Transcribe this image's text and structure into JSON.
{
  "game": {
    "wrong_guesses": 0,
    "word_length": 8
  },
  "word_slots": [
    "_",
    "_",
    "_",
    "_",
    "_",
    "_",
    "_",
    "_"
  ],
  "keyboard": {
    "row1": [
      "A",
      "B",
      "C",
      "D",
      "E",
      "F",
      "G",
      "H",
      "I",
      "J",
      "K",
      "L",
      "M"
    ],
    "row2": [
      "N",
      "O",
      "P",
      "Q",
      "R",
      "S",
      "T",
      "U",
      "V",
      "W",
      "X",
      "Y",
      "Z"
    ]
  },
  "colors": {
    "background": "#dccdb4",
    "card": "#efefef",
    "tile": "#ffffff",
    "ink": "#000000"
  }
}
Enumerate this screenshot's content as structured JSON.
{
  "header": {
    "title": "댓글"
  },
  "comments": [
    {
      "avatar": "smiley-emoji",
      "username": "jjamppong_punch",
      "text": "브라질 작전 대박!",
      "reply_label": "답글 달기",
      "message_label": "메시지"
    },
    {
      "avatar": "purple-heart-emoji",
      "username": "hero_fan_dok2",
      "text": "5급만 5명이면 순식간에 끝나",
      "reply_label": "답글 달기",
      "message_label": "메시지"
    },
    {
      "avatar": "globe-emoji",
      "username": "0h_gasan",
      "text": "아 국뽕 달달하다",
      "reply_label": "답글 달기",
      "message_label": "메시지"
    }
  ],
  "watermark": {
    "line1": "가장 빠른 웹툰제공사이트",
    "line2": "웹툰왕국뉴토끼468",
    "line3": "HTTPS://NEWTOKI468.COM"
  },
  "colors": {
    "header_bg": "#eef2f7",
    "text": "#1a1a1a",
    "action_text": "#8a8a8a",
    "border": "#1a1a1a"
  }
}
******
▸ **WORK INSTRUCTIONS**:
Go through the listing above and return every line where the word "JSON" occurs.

▸ **ANSWER SECTION**:
Transcribe this image's text and structure into JSON.
Enumerate this screenshot's content as structured JSON.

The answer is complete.